By simple definition, the reality principle—according to Freudian psychology and psychoanalysis—is...
...the ability of the mind to assess the reality of the external world, and to act upon it accordingly, as opposed to acting on the pleasure principle.
To clarify, the reality principle acts in the external world with an awareness of reality (being cognizant and modifying behavior based upon what is required at a specific moment by the environment at that time). The reality principle utilizes self-control.
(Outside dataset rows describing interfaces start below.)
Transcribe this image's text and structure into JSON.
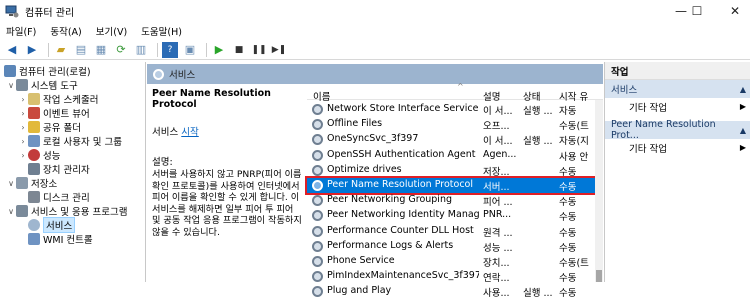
{
  "window": {
    "title": "컴퓨터 관리",
    "min": "—",
    "max": "☐",
    "close": "✕"
  },
  "menu": [
    "파일(F)",
    "동작(A)",
    "보기(V)",
    "도움말(H)"
  ],
  "tree": {
    "root": "컴퓨터 관리(로컬)",
    "system_tools": "시스템 도구",
    "task_scheduler": "작업 스케줄러",
    "event_viewer": "이벤트 뷰어",
    "shared_folders": "공유 폴더",
    "local_users": "로컬 사용자 및 그룹",
    "performance": "성능",
    "device_manager": "장치 관리자",
    "storage": "저장소",
    "disk_management": "디스크 관리",
    "services_apps": "서비스 및 응용 프로그램",
    "services": "서비스",
    "wmi": "WMI 컨트롤"
  },
  "panel": {
    "header": "서비스",
    "desc_title": "Peer Name Resolution Protocol",
    "service_prefix": "서비스",
    "start_link": "시작",
    "desc_label": "설명:",
    "desc_text": "서버를 사용하지 않고 PNRP(피어 이름 확인 프로토콜)를 사용하여 인터넷에서 피어 이름을 확인할 수 있게 합니다. 이 서비스를 해제하면 일부 피어 투 피어 및 공동 작업 응용 프로그램이 작동하지 않을 수 있습니다."
  },
  "list": {
    "sort_indicator": "^",
    "columns": {
      "name": "이름",
      "desc": "설명",
      "status": "상태",
      "startup": "시작 유"
    },
    "rows": [
      {
        "name": "Network Store Interface Service",
        "desc": "이 서...",
        "status": "실행 ...",
        "startup": "자동"
      },
      {
        "name": "Offline Files",
        "desc": "오프...",
        "status": "",
        "startup": "수동(트"
      },
      {
        "name": "OneSyncSvc_3f397",
        "desc": "이 서...",
        "status": "실행 ...",
        "startup": "자동(지"
      },
      {
        "name": "OpenSSH Authentication Agent",
        "desc": "Agen...",
        "status": "",
        "startup": "사용 안"
      },
      {
        "name": "Optimize drives",
        "desc": "저장...",
        "status": "",
        "startup": "수동"
      },
      {
        "name": "Peer Name Resolution Protocol",
        "desc": "서버...",
        "status": "",
        "startup": "수동"
      },
      {
        "name": "Peer Networking Grouping",
        "desc": "피어 ...",
        "status": "",
        "startup": "수동"
      },
      {
        "name": "Peer Networking Identity Manager",
        "desc": "PNR...",
        "status": "",
        "startup": "수동"
      },
      {
        "name": "Performance Counter DLL Host",
        "desc": "원격 ...",
        "status": "",
        "startup": "수동"
      },
      {
        "name": "Performance Logs & Alerts",
        "desc": "성능 ...",
        "status": "",
        "startup": "수동"
      },
      {
        "name": "Phone Service",
        "desc": "장치...",
        "status": "",
        "startup": "수동(트"
      },
      {
        "name": "PimIndexMaintenanceSvc_3f397",
        "desc": "연락...",
        "status": "",
        "startup": "수동"
      },
      {
        "name": "Plug and Play",
        "desc": "사용...",
        "status": "실행 ...",
        "startup": "수동"
      }
    ],
    "selected_index": 5
  },
  "actions": {
    "header": "작업",
    "group1": "서비스",
    "more1": "기타 작업",
    "group2": "Peer Name Resolution Prot...",
    "more2": "기타 작업"
  },
  "colors": {
    "selection": "#0078d7",
    "highlight_border": "#e01f26",
    "header": "#9cb4cf"
  }
}
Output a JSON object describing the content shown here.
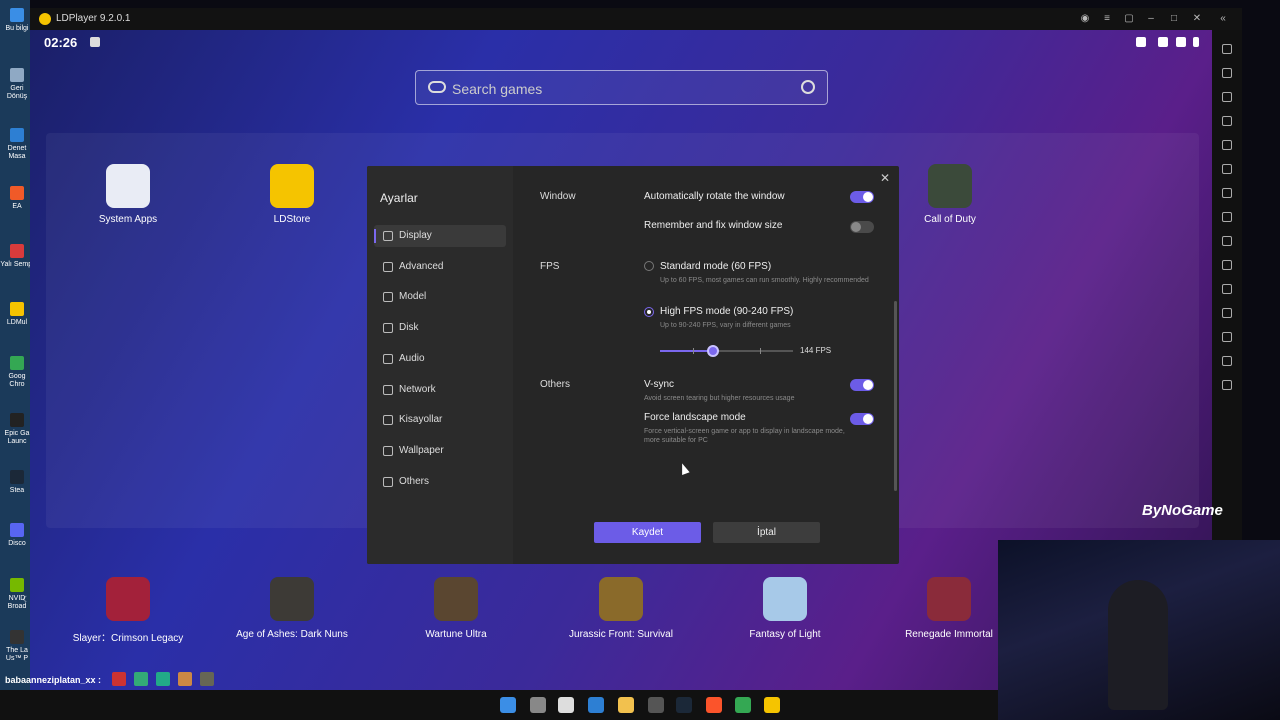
{
  "desktop": {
    "icons": [
      {
        "label": "Bu bilgi",
        "color": "#3a8ee6"
      },
      {
        "label": "Geri Dönüş",
        "color": "#8fa9c4"
      },
      {
        "label": "Denet Masa",
        "color": "#2d7fd3"
      },
      {
        "label": "EA",
        "color": "#f05a28"
      },
      {
        "label": "Yalı Sempi",
        "color": "#d83b3b"
      },
      {
        "label": "LDMul",
        "color": "#f5c400"
      },
      {
        "label": "Goog Chro",
        "color": "#34a853"
      },
      {
        "label": "Epic Ga Launc",
        "color": "#222222"
      },
      {
        "label": "Stea",
        "color": "#1b2838"
      },
      {
        "label": "Disco",
        "color": "#5865f2"
      },
      {
        "label": "NVID Broad",
        "color": "#76b900"
      },
      {
        "label": "The La Us™ P",
        "color": "#333333"
      }
    ]
  },
  "window": {
    "title": "LDPlayer 9.2.0.1",
    "controls": [
      "account-icon",
      "menu-icon",
      "screen-icon",
      "minimize-icon",
      "maximize-icon",
      "close-icon",
      "collapse-icon"
    ]
  },
  "android": {
    "clock": "02:26",
    "search_placeholder": "Search games"
  },
  "apps_top": [
    {
      "label": "System Apps",
      "color": "#e9ecf5"
    },
    {
      "label": "LDStore",
      "color": "#f5c400"
    },
    {
      "label": "Call of Duty",
      "color": "#3b4a3a"
    }
  ],
  "games_bottom": [
    {
      "label": "Slayer：Crimson Legacy",
      "color": "#a3213a"
    },
    {
      "label": "Age of Ashes: Dark Nuns",
      "color": "#3d3a36"
    },
    {
      "label": "Wartune Ultra",
      "color": "#5a4630"
    },
    {
      "label": "Jurassic Front: Survival",
      "color": "#8a6a2a"
    },
    {
      "label": "Fantasy of Light",
      "color": "#a7c9e8"
    },
    {
      "label": "Renegade Immortal",
      "color": "#8a2b3a"
    }
  ],
  "watermark": "ByNoGame",
  "chat": {
    "username": "babaanneziplatan_xx :"
  },
  "settings": {
    "title": "Ayarlar",
    "nav": [
      {
        "label": "Display",
        "icon": "monitor-icon",
        "active": true
      },
      {
        "label": "Advanced",
        "icon": "advanced-icon",
        "active": false
      },
      {
        "label": "Model",
        "icon": "model-icon",
        "active": false
      },
      {
        "label": "Disk",
        "icon": "disk-icon",
        "active": false
      },
      {
        "label": "Audio",
        "icon": "audio-icon",
        "active": false
      },
      {
        "label": "Network",
        "icon": "globe-icon",
        "active": false
      },
      {
        "label": "Kisayollar",
        "icon": "keyboard-icon",
        "active": false
      },
      {
        "label": "Wallpaper",
        "icon": "palette-icon",
        "active": false
      },
      {
        "label": "Others",
        "icon": "grid-icon",
        "active": false
      }
    ],
    "window_section": {
      "label": "Window",
      "auto_rotate": {
        "label": "Automatically rotate the window",
        "enabled": true
      },
      "remember_size": {
        "label": "Remember and fix window size",
        "enabled": false
      }
    },
    "fps_section": {
      "label": "FPS",
      "standard": {
        "label": "Standard mode (60 FPS)",
        "desc": "Up to 60 FPS, most games can run smoothly. Highly recommended",
        "selected": false
      },
      "high": {
        "label": "High FPS mode (90-240 FPS)",
        "desc": "Up to 90-240 FPS, vary in different games",
        "selected": true
      },
      "slider_value": "144 FPS",
      "slider_fraction": 0.4
    },
    "others_section": {
      "label": "Others",
      "vsync": {
        "label": "V-sync",
        "desc": "Avoid screen tearing but higher resources usage",
        "enabled": true
      },
      "landscape": {
        "label": "Force landscape mode",
        "desc": "Force vertical-screen game or app to display in landscape mode, more suitable for PC",
        "enabled": true
      }
    },
    "save_label": "Kaydet",
    "cancel_label": "İptal"
  }
}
For a deeper understanding, it is helpful to distinguish the "reality principle" from the "pleasure principle." The pleasure principle is not focused on reality, but upon perceptions that provide pleasure and avoid pain. The pleasure principle is what directs the id. The id, according to Freud, is the part of one's mind that sees to one's basic instincts: including "needs, wants, desires, and impulses." The id contains the libido, which is deemed to be that part of the mind that "is unresponsive to the demands of reality." It is impulsive, searching for instant gratification.
Conversely, the reality principle is associated with the ego, which is the organized, realistic part of the mind. It stands between the pleasure-seeking id, and the superego—which is "critical and moralizing." The reality principle is not looking for instant gratification; instead, this part of the mind has become well-developed enough to withstand the mind's desire for spontaneous satisfaction. While the pleasure principle guides one to get what he or she naturally wants (instantaneously), the reality principle is able to resist that immediate desire, holding out for enduring or lasting satisfaction. While Freud connected the pleasure principle to inexperience and immaturity, he associated the reality principle with education, responsibility and maturity.
Freud believed that the reality principle found a balance with which to satisfy the id (and the pleasure principle), manifesting itself in "socially appropriate ways."
This theory regards the reality to weigh the costs and benefits of an action before deciding to do it or abandoning it. For example, if you are in the store and see a really cute shirt, your first reaction could be oh I really want to try that on, even though it's in the middle store, but then once the reality principle kicks in you think of the consequences and how it would not be correct to do so.
A psychoanalytic concept, originally proposed by Sigmund Freud, that compels people to defer gratification when necessary due to the obstacles of reality. The reality principle is governed by the ego, which controls the instant-gratification mentality of the id.
The reality principle is the exact opposite of the pleasure principle (which seeks immediate gratification). One is looked upon as more mature when they are acting in accordance with reality. As children we seek pleasure and try to avoid things that cause us suffering or pain, however as we get older we realize that there are certain situations where it is better to endure the suffering/pain than to be out of control or inappropriate.